Incidental internal carotid artery calcifications on temporal bone CT in children.
BACKGROUND: Incidental internal carotid artery (ICA) calcifications are occasionally noted on CT images of the brain and temporal bone. In adults, incidental calcifications have been correlated with increased incidence of hypercholesterolemia, cardiac disease, diabetes and carotid stenosis.
OBJECTIVE: To determine the incidence of incidental calcifications of the carotid siphon on temporal bone CT in children.

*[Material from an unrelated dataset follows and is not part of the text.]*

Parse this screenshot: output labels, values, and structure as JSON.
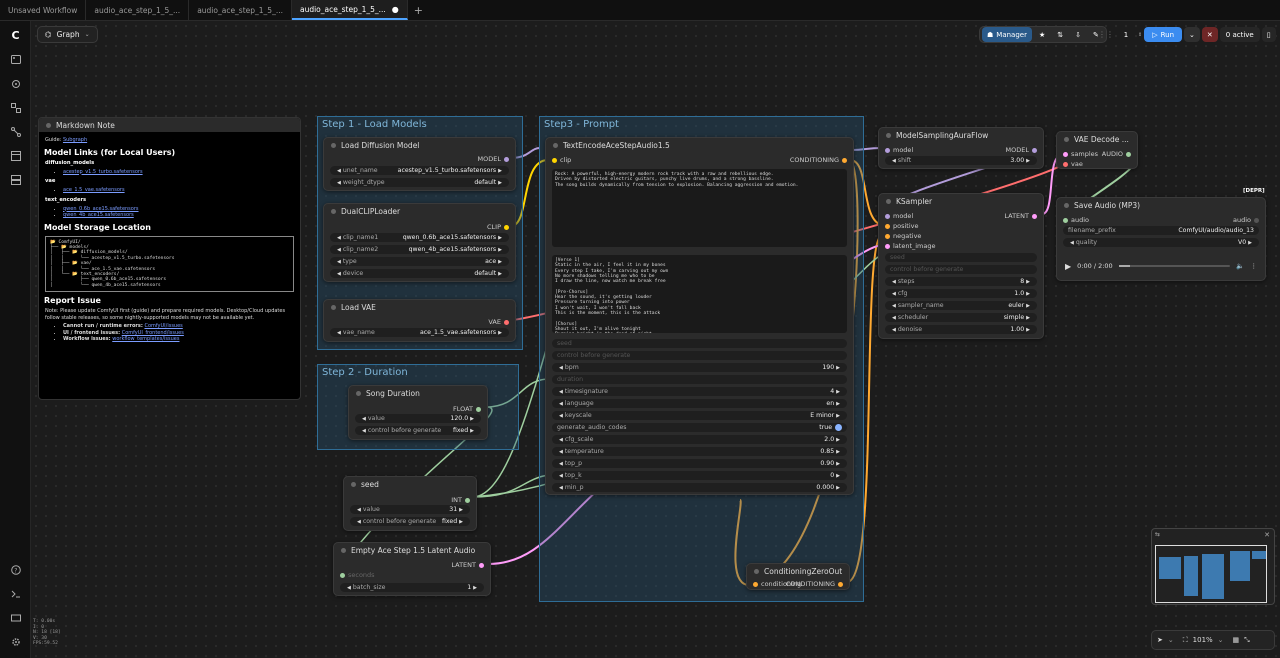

MATERIALS AND METHODS: We retrospectively reviewed 24 months of consecutive temporal bone CT examinations in children aged 18 years and younger. CT examinations on 663 patients were reviewed and the presence or absence of ICA calcifications was ranked as absent, questionable or definitive. In patients in whom definitive calcifications were identified, hospital charts were reviewed for evidence of diabetes mellitus, hypercholesterolemia, hypertriglyceridemia, hyperlipidemia and chronic renal disease as potential causes of early atherosclerosis.
RESULTS: Of the 663 patients, 25% had definitive calcifications within the wall of the ICA: 6% of children younger than 2 years and 28% of children 12-19 years of age.
CONCLUSIONS: Incidentally noted ICA calcifications are a common finding on temporal bone CT in children, most likely a physiologic response to turbulent flow at natural bends in the artery rather than secondary to underlying disease predisposing to early atherosclerotic calcification.
Published In/Presented At
Koch, B., Blackham, A., & Jones, B. (2007). Incidental internal carotid artery calcifications on temporal bone CT in children. Pediatric radiology, 37(2), 141–144. https://doi.org/10.1007/s00247-006-0355-3
Medicine and Health Sciences
Department of Surgery